Return, from the material below, each line in which the word "true" is present.
= = = = =
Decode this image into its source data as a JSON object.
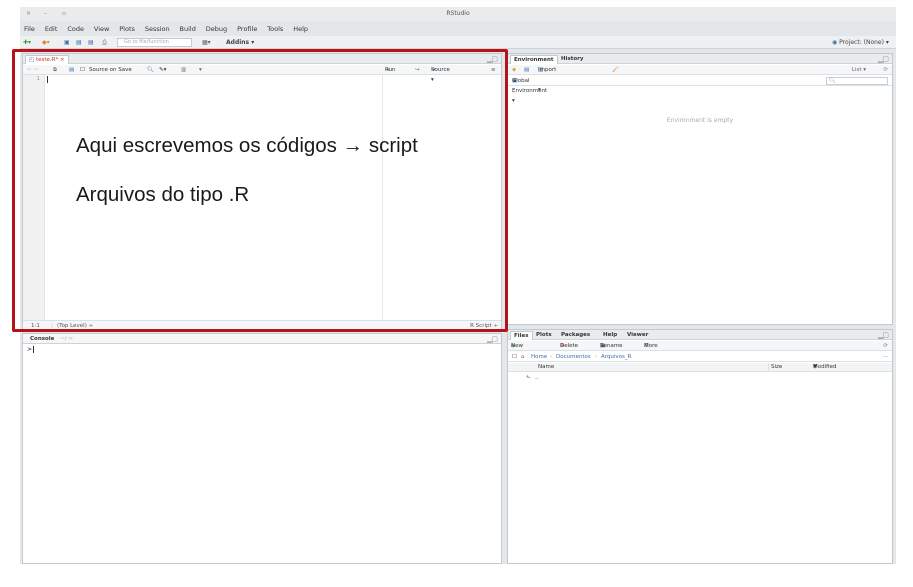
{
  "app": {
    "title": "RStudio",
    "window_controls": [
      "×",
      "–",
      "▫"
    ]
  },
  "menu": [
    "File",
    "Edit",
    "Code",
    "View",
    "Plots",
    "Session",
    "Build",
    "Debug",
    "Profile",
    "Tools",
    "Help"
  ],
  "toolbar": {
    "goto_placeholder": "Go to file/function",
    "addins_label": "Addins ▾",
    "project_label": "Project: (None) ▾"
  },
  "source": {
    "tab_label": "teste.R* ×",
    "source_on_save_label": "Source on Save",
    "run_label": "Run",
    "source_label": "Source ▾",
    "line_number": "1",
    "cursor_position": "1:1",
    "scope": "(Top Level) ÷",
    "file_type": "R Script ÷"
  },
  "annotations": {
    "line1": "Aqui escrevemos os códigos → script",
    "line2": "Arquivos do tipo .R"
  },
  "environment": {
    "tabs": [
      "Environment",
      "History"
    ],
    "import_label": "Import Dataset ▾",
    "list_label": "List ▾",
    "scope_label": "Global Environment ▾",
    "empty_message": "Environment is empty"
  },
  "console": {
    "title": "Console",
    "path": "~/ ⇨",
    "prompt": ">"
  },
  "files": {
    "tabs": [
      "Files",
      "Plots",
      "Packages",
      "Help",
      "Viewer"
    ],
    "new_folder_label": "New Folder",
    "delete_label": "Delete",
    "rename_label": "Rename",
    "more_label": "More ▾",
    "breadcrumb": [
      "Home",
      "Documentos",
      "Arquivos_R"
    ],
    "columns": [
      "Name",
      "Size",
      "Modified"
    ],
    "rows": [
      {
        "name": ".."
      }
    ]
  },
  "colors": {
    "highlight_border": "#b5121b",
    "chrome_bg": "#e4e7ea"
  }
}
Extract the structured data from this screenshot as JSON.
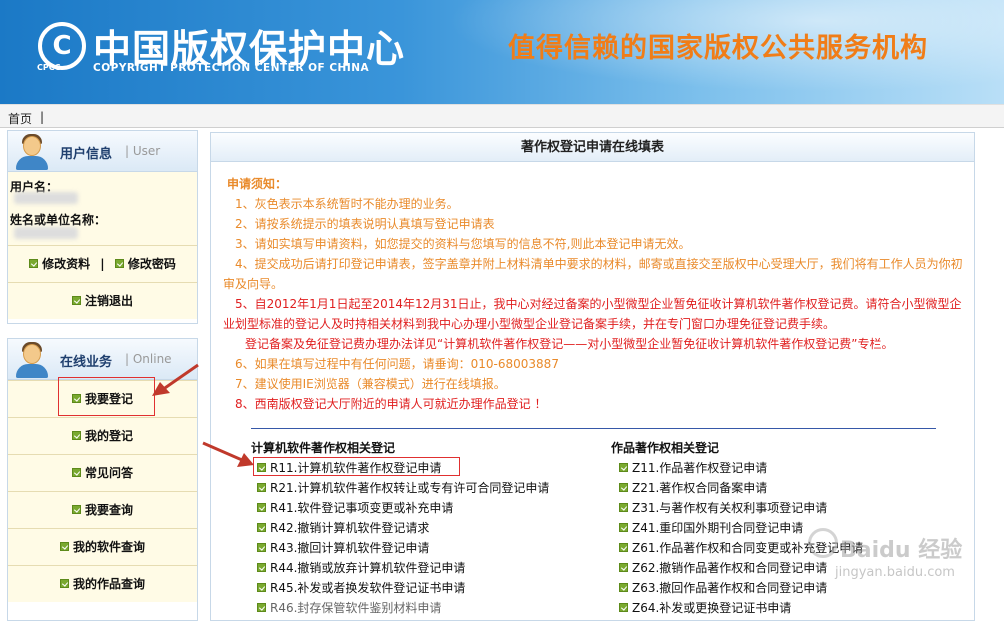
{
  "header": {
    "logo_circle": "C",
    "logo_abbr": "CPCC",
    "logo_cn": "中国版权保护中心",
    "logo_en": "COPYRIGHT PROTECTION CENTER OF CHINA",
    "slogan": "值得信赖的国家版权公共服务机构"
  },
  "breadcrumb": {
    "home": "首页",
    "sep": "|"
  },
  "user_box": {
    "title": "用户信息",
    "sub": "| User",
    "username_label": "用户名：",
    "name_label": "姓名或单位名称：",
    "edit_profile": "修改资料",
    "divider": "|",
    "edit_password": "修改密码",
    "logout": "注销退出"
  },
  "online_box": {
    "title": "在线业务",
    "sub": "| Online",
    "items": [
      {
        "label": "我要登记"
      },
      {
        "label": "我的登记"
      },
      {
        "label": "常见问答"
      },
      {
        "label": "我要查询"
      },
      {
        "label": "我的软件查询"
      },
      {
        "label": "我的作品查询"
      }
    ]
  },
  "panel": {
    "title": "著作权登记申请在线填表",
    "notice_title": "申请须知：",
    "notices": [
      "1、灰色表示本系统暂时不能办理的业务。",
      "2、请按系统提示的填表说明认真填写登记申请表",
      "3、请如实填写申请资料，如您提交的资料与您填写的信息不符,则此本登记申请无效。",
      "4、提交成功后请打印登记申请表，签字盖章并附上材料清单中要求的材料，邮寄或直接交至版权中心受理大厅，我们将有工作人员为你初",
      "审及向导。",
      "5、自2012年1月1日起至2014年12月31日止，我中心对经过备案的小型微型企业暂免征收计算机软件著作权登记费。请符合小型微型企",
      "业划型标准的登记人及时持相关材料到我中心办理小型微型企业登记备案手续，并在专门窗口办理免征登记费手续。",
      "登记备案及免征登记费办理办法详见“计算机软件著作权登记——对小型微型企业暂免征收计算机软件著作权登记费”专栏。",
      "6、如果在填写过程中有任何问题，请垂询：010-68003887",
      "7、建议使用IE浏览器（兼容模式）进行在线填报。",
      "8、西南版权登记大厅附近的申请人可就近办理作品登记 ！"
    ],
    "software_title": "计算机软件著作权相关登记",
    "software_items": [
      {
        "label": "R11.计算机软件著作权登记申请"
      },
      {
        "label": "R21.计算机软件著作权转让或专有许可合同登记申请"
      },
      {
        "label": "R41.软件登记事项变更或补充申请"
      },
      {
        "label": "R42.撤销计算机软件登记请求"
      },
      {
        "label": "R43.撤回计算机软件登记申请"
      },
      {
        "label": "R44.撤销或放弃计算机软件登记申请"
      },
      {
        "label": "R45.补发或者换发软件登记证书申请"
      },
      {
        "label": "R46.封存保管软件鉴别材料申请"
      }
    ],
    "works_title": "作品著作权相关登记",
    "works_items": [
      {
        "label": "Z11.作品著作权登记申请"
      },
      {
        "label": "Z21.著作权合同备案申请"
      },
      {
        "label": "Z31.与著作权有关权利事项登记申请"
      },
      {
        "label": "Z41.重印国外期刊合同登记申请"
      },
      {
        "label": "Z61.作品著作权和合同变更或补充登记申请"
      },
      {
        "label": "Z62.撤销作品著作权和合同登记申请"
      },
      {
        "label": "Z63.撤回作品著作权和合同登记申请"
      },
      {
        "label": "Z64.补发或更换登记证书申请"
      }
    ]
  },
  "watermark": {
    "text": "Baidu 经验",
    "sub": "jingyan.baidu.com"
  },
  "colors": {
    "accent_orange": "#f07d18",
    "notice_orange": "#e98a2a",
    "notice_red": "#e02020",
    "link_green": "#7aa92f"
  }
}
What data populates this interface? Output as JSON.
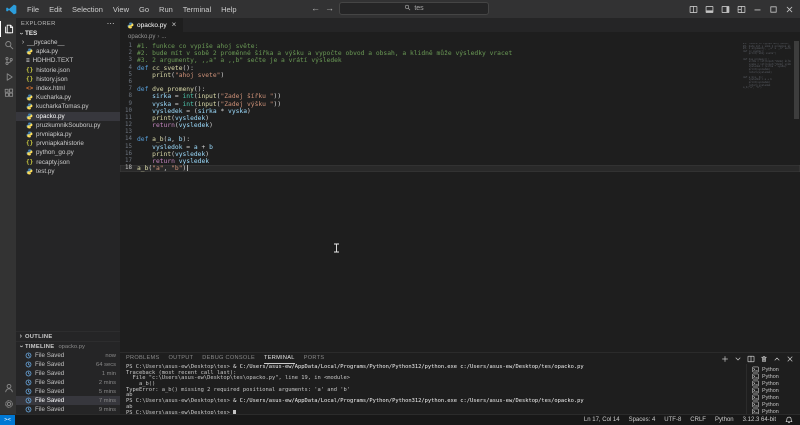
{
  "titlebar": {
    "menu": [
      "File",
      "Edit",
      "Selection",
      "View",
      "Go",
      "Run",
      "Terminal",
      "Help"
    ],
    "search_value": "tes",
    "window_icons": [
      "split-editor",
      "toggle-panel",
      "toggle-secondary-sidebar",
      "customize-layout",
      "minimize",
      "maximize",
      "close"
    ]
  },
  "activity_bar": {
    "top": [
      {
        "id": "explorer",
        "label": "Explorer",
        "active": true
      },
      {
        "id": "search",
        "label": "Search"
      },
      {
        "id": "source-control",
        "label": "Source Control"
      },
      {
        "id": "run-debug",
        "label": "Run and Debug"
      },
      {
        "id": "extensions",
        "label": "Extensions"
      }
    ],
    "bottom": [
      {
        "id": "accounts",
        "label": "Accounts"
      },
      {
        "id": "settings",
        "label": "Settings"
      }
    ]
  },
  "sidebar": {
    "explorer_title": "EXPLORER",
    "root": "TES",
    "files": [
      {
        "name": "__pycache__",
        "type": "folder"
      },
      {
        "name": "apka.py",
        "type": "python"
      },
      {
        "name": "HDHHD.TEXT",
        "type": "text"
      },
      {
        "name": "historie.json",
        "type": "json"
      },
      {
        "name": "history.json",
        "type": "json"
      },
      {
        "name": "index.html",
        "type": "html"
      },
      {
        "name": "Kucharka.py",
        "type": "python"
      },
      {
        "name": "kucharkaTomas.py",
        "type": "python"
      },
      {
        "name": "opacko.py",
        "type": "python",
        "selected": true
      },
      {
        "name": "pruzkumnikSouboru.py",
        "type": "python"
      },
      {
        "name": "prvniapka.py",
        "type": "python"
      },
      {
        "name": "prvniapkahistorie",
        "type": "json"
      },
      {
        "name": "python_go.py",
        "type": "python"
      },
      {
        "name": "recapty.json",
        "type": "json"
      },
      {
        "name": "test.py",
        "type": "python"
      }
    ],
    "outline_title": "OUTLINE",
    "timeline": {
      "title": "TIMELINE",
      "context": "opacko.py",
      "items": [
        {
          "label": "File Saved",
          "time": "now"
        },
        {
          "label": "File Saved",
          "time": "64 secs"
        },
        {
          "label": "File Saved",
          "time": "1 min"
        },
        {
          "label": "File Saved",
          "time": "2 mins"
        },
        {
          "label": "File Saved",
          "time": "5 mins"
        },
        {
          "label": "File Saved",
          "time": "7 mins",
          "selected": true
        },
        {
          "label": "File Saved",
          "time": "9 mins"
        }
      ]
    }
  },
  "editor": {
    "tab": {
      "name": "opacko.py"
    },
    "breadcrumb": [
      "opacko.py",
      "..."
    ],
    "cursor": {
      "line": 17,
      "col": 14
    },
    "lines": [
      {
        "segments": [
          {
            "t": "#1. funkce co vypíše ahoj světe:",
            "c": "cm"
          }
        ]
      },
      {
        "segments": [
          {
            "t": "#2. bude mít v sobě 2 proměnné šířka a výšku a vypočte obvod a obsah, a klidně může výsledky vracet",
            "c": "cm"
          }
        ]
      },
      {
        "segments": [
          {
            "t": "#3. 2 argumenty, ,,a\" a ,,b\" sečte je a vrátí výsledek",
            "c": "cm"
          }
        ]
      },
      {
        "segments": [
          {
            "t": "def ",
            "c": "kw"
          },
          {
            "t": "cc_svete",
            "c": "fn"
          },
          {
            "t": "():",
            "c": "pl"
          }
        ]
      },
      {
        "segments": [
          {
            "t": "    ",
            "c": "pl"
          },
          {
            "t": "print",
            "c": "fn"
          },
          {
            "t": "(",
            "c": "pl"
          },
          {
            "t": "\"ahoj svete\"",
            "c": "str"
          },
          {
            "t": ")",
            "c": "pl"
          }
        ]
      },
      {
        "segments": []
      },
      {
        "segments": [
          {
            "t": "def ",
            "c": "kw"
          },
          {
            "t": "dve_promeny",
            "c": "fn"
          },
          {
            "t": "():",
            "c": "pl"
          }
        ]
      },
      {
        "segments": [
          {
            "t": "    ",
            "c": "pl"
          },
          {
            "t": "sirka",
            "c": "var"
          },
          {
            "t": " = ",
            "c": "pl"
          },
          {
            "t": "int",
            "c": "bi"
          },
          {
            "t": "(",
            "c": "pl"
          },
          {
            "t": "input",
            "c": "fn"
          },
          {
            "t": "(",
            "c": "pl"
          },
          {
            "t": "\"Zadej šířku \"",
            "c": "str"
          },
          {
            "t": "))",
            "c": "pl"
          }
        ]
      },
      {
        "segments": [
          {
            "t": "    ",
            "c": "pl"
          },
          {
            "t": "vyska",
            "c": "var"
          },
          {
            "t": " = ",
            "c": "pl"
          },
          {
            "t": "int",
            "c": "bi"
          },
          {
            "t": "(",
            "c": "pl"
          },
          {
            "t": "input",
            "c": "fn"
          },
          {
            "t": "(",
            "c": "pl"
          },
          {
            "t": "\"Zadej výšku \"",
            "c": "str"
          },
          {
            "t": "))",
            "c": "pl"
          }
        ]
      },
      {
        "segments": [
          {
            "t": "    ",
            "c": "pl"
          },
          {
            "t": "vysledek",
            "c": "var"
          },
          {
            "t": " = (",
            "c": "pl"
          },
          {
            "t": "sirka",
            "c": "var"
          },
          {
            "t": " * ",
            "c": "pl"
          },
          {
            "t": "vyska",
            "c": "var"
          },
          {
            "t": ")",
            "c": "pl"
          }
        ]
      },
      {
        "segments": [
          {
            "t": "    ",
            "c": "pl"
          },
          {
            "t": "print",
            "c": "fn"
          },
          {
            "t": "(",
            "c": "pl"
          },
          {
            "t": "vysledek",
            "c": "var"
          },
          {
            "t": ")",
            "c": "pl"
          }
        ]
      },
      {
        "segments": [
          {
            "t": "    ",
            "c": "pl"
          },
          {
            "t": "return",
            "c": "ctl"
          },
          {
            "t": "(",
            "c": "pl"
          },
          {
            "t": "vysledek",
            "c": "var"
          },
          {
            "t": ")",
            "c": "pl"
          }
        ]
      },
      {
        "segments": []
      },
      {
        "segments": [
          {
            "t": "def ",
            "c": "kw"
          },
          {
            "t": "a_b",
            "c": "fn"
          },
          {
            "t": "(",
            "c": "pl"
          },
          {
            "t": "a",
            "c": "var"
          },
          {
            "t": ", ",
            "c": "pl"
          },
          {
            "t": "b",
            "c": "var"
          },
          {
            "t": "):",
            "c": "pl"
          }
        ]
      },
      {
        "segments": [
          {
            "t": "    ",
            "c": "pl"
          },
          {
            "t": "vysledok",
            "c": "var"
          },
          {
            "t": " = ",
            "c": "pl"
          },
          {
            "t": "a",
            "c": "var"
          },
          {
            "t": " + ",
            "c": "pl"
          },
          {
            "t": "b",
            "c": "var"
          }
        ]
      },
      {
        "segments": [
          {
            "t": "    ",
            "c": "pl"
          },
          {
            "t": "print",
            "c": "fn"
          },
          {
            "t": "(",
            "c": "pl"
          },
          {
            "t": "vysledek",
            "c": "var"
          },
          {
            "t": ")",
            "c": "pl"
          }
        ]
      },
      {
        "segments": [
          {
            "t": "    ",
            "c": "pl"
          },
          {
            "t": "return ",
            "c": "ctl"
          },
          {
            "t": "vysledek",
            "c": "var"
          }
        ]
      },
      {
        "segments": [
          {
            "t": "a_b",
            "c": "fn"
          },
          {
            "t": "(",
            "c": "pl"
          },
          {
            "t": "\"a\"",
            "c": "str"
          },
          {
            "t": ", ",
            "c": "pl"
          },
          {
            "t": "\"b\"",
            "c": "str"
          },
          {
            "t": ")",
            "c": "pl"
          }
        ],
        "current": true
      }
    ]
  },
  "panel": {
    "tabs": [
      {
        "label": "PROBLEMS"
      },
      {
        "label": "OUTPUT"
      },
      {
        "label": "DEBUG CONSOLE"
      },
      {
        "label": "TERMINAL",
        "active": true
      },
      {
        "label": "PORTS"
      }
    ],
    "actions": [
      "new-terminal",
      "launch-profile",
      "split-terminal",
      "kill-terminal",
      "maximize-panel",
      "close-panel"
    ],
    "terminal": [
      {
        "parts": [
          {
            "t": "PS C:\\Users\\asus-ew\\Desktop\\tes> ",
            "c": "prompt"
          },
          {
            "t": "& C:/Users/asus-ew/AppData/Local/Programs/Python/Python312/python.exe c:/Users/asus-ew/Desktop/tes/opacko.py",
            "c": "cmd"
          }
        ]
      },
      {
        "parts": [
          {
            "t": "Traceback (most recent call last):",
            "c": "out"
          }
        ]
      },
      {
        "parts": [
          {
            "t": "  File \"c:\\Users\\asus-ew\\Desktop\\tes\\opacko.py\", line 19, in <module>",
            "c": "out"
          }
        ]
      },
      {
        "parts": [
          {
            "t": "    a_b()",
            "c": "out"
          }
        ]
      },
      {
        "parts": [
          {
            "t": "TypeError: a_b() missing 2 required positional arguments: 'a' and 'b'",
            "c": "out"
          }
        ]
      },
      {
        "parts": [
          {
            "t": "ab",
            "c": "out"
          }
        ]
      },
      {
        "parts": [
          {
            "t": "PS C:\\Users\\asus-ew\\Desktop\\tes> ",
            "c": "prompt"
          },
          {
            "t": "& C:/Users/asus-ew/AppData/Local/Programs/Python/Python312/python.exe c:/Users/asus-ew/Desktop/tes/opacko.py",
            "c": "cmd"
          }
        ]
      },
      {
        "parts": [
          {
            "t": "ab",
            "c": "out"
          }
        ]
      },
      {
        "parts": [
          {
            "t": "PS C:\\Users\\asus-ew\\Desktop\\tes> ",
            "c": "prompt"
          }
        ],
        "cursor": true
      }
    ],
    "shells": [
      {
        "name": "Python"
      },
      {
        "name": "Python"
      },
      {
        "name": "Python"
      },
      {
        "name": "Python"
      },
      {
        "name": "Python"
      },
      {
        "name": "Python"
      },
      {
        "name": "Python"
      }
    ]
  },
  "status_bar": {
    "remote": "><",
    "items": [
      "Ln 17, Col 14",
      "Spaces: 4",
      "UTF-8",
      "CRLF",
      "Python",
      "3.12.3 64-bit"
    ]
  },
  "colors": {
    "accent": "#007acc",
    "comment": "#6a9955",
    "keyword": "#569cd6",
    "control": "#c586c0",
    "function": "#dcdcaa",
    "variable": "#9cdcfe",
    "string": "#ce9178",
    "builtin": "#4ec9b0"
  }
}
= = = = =
__EXPECTED ANSWER__:
        "active": true
        "selected": true
          "selected": true
        "current": true
        "active": true
        "cursor": true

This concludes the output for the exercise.